Liverpool Telescope tracks passing asteroid

Asteroid 2012 DA14
Movie of 2012 DA14 fly past
Credit: Jon Marchant / LJMU

In addition to the explosion of a 20 metre wide meteor in the skies above Russia (see link), the 15th February also saw the scarily close fly-past of an even larger (50 metres across) asteroid known as 2012 DA14. Thankfully, the second event was known about well in advance, and this allowed our colleagues within the ARI to track the asteroid using the Liverpool Telescope, as it came within 100,000 km (62,000 miles) of Earth - although it did pass within 27,500 km (17,100 miles) at its closest approach.

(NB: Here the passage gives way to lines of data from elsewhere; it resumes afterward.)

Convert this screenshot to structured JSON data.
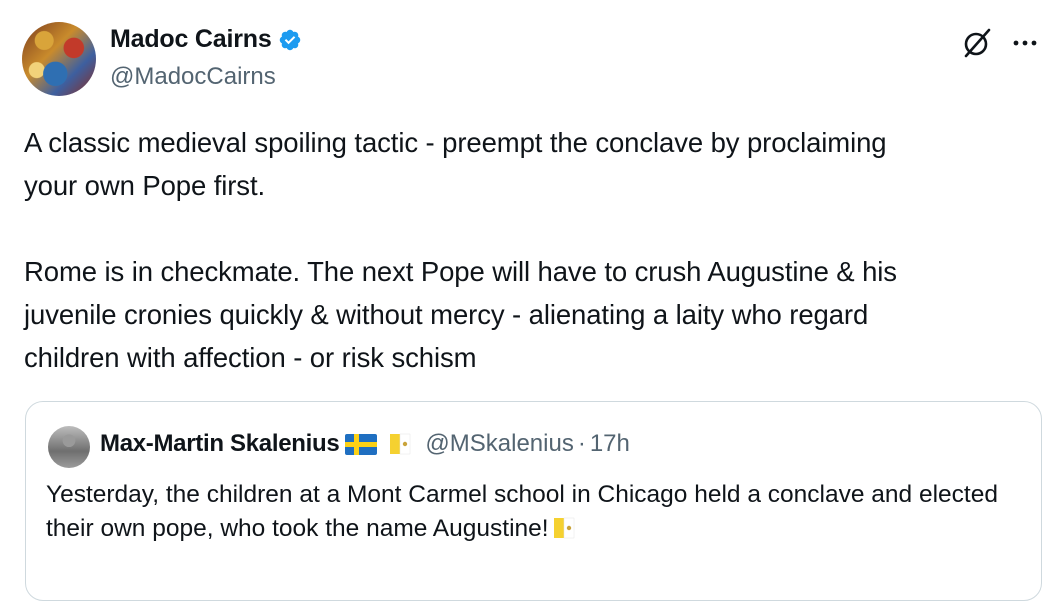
{
  "author": {
    "display_name": "Madoc Cairns",
    "handle": "@MadocCairns",
    "verified": true,
    "avatar_icon": "avatar-image"
  },
  "actions": {
    "grok_icon": "grok-icon",
    "more_icon": "more-options-icon"
  },
  "tweet": {
    "text": "A classic medieval spoiling tactic - preempt the conclave by proclaiming\nyour own Pope first.\n\nRome is in checkmate. The next Pope will have to crush Augustine & his\njuvenile cronies quickly & without mercy - alienating a laity who regard\nchildren with affection - or risk schism"
  },
  "quote": {
    "display_name": "Max-Martin Skalenius",
    "flags": [
      "sweden-flag",
      "vatican-flag"
    ],
    "handle": "@MSkalenius",
    "separator": "·",
    "time": "17h",
    "text": "Yesterday, the children at a Mont Carmel school in Chicago held a conclave and elected their own pope, who took the name Augustine!",
    "text_trailing_icon": "vatican-flag"
  },
  "colors": {
    "verified_blue": "#1d9bf0",
    "secondary_text": "#536471",
    "border": "#cfd9de"
  }
}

The following image sequence (or movie) was created using 50 frames taken through the LT's RISE camera, and is speeded up about ten times; the whole sequence takes about 100 seconds in real time. The telescope was set up to track the predicted movement of the asteroid, which results in the background stars appearing to move across the field-of-view at a rapid rate. Tracking nearby asteroids whizzing past at a speed of 11.53 km per second (25,791 mph) is not any easy task for any professional telescope, but the observing team stuck with it and the results are good.

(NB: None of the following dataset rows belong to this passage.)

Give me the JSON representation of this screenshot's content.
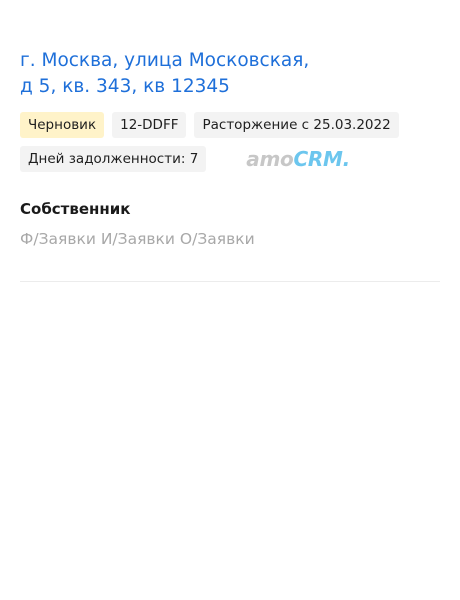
{
  "address": {
    "line": " г. Москва, улица Московская, д 5, кв. 343, кв 12345"
  },
  "tags": {
    "status": "Черновик",
    "code": "12-DDFF",
    "termination": "Расторжение с 25.03.2022",
    "debt_days": "Дней задолженности: 7"
  },
  "crm_logo": {
    "text_amo": "amo",
    "text_crm": "CRM",
    "text_dot": ".",
    "color_amo": "#c7c7c7",
    "color_crm": "#6cc6ee"
  },
  "owner": {
    "title": "Собственник",
    "name": "Ф/Заявки И/Заявки О/Заявки"
  },
  "colors": {
    "link": "#1e6fd9",
    "status_bg": "#fff3c9",
    "tag_bg": "#f3f3f3",
    "muted_text": "#a8a8a8"
  }
}
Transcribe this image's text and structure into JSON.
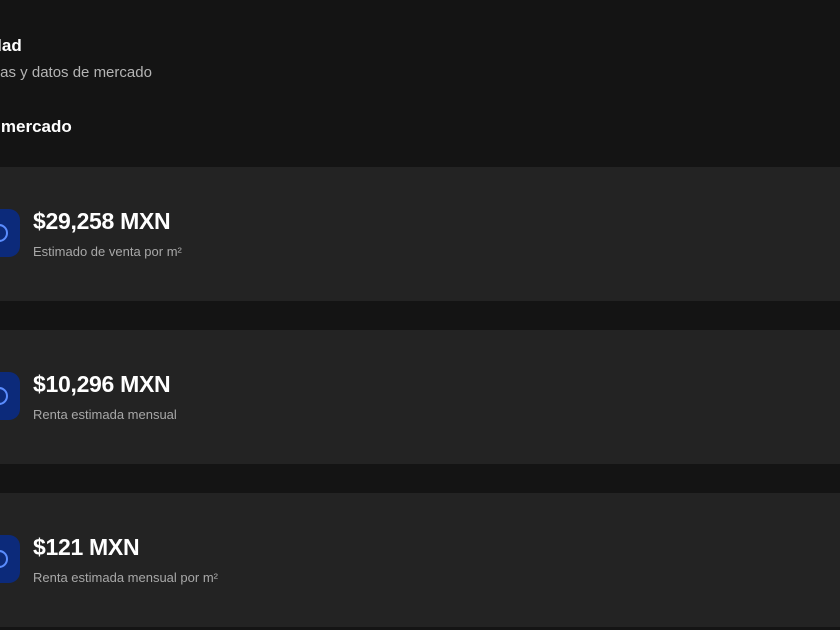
{
  "header": {
    "title": "opiedad",
    "subtitle": "terísticas y datos de mercado"
  },
  "section": {
    "title": "sis de mercado"
  },
  "metrics": [
    {
      "value": "$29,258 MXN",
      "label": "Estimado de venta por m²",
      "icon": "circle-icon"
    },
    {
      "value": "$10,296 MXN",
      "label": "Renta estimada mensual",
      "icon": "circle-icon"
    },
    {
      "value": "$121 MXN",
      "label": "Renta estimada mensual por m²",
      "icon": "circle-icon"
    }
  ],
  "colors": {
    "background": "#141414",
    "card": "#232323",
    "icon_bg": "#0c2a7a",
    "icon_stroke": "#5b8dff",
    "muted_text": "#a8a8a8"
  }
}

The telescope's RISE camera was used, rather than the usual RATCam detector, because of its larger field-of-view, the rapid speed at which it takes images, and the asteroid's brightness. These all improved the chances of us capturing 2012 DA14 towards the centre of the frame.

As it happens, we were joined by a camera crew during the observations, and segments of the evening appeared in the documentary "Meteor Strike: Fireball from Space" about the 15th February asteroid events, which first aired on Channel 4, Sunday 3rd March at 8pm.

If you missed the show you can watch (or maybe record) it on Sat 16 Mar at 3.45am on 4seven, or online on 4oD (available until 25th March);
Link to Channel 4 documentary

Prof. Andy Newsam talking about 2012 DA14
Prof. Andy Newsam talking about 2012 DA14
Credit: LJMU / Pioneer TV
Dr. Jon Marchant and Chris Mottram Tracking Asteroid 2012 DA14
Dr. Jon Marchant and Chris Mottram Tracking Asteroid 2012 DA14
Credit: LJMU / Pioneer TV